**TASK DIRECTIONS:** Copy out every record below with complete accuracy.

/---

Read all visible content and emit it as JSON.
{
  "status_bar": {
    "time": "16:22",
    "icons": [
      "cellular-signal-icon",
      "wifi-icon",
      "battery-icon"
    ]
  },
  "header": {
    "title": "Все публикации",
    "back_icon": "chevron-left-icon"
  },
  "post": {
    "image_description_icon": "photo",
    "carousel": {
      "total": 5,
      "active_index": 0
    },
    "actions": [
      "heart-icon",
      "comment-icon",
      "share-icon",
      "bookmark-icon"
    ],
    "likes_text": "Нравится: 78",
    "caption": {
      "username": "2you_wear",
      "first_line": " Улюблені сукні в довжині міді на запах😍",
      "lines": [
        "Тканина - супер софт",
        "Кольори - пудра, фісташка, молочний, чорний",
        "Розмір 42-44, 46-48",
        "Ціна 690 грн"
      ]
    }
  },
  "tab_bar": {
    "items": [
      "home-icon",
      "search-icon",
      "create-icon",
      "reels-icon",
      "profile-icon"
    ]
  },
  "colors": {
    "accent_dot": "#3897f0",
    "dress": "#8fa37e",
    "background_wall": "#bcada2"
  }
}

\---

**RESULT OF THE EXERCISE:**
Read all visible content and emit it as JSON.
{
  "status_bar": {
    "time": "16:22",
    "icons": [
      "cellular-signal-icon",
      "wifi-icon",
      "battery-icon"
    ]
  },
  "header": {
    "title": "Все публикации",
    "back_icon": "chevron-left-icon"
  },
  "post": {
    "image_description_icon": "photo",
    "carousel": {
      "total": 5,
      "active_index": 0
    },
    "actions": [
      "heart-icon",
      "comment-icon",
      "share-icon",
      "bookmark-icon"
    ],
    "likes_text": "Нравится: 78",
    "caption": {
      "username": "2you_wear",
      "first_line": " Улюблені сукні в довжині міді на запах😍",
      "lines": [
        "Тканина - супер софт",
        "Кольори - пудра, фісташка, молочний, чорний",
        "Розмір 42-44, 46-48",
        "Ціна 690 грн"
      ]
    }
  },
  "tab_bar": {
    "items": [
      "home-icon",
      "search-icon",
      "create-icon",
      "reels-icon",
      "profile-icon"
    ]
  },
  "colors": {
    "accent_dot": "#3897f0",
    "dress": "#8fa37e",
    "background_wall": "#bcada2"
  }
}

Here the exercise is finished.